*Task to complete*: The expected result is an exact restatement of the data, free of pictures.

*Items from an interface collection*:
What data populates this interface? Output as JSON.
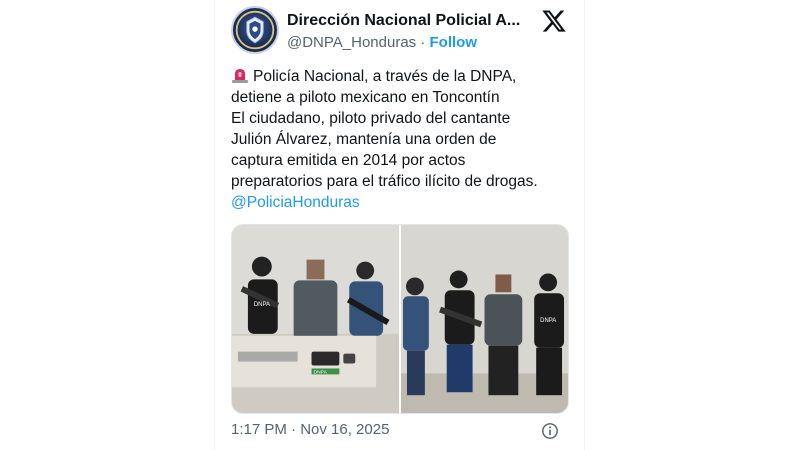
{
  "tweet": {
    "author_name": "Dirección Nacional Policial A...",
    "handle": "@DNPA_Honduras",
    "separator": "·",
    "follow_label": "Follow",
    "text_lines": [
      "Policía Nacional, a través de la DNPA,",
      "detiene a piloto mexicano en Toncontín",
      "El ciudadano, piloto privado del cantante",
      "Julión Álvarez, mantenía una orden de",
      "captura emitida en 2014 por actos",
      "preparatorios para el tráfico ilícito de drogas."
    ],
    "mention": "@PoliciaHonduras",
    "timestamp": "1:17 PM · Nov 16, 2025",
    "media_labels": {
      "vest_left": "DNPA",
      "box": "DNPA",
      "vest_right": "DNPA"
    }
  },
  "icons": {
    "avatar": "police-badge-icon",
    "logo": "x-logo-icon",
    "siren": "rotating-light-icon",
    "info": "info-icon"
  },
  "colors": {
    "link": "#1d9bf0",
    "secondary_text": "#536471",
    "text": "#0f1419"
  }
}
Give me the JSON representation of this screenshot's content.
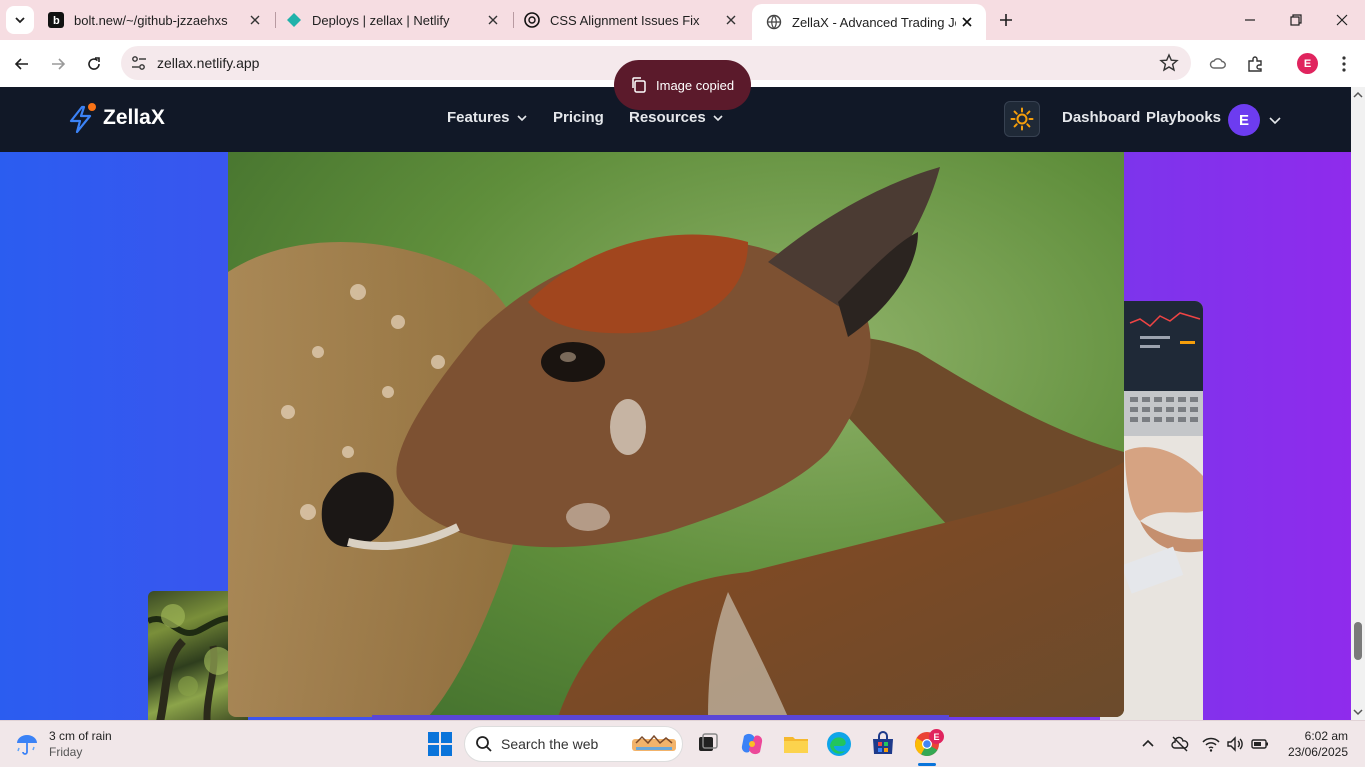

*Final answer*:
What data populates this interface? Output as JSON.
{
  "tweet": {
    "author_name": "Dirección Nacional Policial A...",
    "handle": "@DNPA_Honduras",
    "separator": "·",
    "follow_label": "Follow",
    "text_lines": [
      "Policía Nacional, a través de la DNPA,",
      "detiene a piloto mexicano en Toncontín",
      "El ciudadano, piloto privado del cantante",
      "Julión Álvarez, mantenía una orden de",
      "captura emitida en 2014 por actos",
      "preparatorios para el tráfico ilícito de drogas."
    ],
    "mention": "@PoliciaHonduras",
    "timestamp": "1:17 PM · Nov 16, 2025",
    "media_labels": {
      "vest_left": "DNPA",
      "box": "DNPA",
      "vest_right": "DNPA"
    }
  },
  "icons": {
    "avatar": "police-badge-icon",
    "logo": "x-logo-icon",
    "siren": "rotating-light-icon",
    "info": "info-icon"
  },
  "colors": {
    "link": "#1d9bf0",
    "secondary_text": "#536471",
    "text": "#0f1419"
  }
}
Give me the JSON representation of this screenshot's content.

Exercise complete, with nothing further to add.